viscS = 1e-3            // water solvent viscosity Pa.s
nu = 3/5                    // good solvent, nu=3/5  (1/2 for theta solvent
kb = 1.380649e-23       // Boltzmann constant, J/k
T = 300                 // room temperature, K

//tau1 = viscS*N^(3*nu)*b^3/(sqrt(3*Pi)*kb*T)           //relaxation time in s
tau1 = 1
print tau1

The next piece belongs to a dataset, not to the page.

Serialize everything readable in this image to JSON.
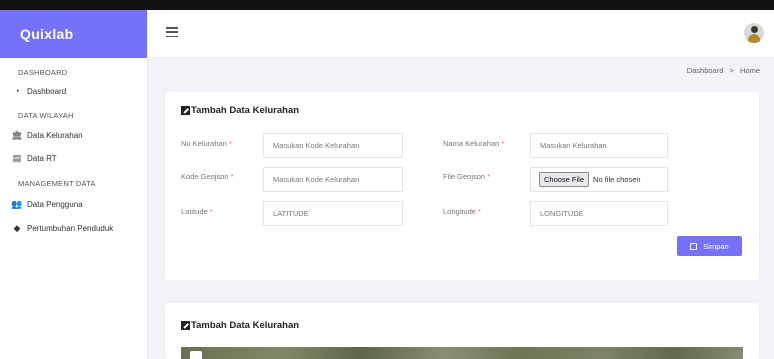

PSD=0
for(i=1;i<51;i+=2)  // 25 terms
//Do summation from Hur eq50
PSD[] = PSD[p] + 1/( i^(2/5)*(i^(18/5)+(2*Pi*x*tau1)^2)) + Wi^2/( i^(2/5)*(i^(18/5)+(2*Pi*x*tau1)^2)^2)
endfor                      // Execute body code until continue test is FALSE
//Leave dimensionless for now, for validation with Hur paper dimensionless PSDs
PSD[] = PSD[p]*96/(Pi^2)
//PSD[] = PSD[p]*96*Rg^2*tau1/(Pi^2)                //add shared coefficients

//Convert PSD to time domain stretch signal
Duplicate PSD, PSD_complex          //Create wave to store complex PSD
Redimension/C PSD_complex           // Make it complex
Duplicate/C PSD_complex, sqrtPSD_complex
sqrtPSD_complex = sqrt(sqrtPSD_complex) //Convert from power to amplitude

sqrtPSD_complex[] = p2rect(cmplx(real(sqrtPSD_complex[p]),enoise(Pi)))
//  Variable/C temp
//  for(i=0;i<DimSize(sqrtPSD_complex,0);i+=1)
//      temp = cmplx(sqrtPSD_complex[i],enoise(Pi))
//      sqrtPSD_complex[i] = temp
//  endfor                      // Execute body code until continue test is FALSE
Duplicate PSD, TimeDomain_PSD
ifft/R/DEST=TimeDomain_PSD sqrtPSD_complex

end

In order for the sqrtPSD_complex[] wave assignment statement to compile, Igor's compiler needs to know that this is a complex wave. You can tell it by adding the /C flag to the Duplicate statement that creates that wave.

When dealing with complex waves, make sure to add the /C flag to Duplicate and when you create WAVE reference variables (WAVE/C myComplexWave=root:foo:someComplexWave)

Thank you, that fixed it.  I saw that the output wave was complex after the duplicate command and assumed the compiler would know that too.  I'll start seeing looking for missing /C flags when I run into this sort of error.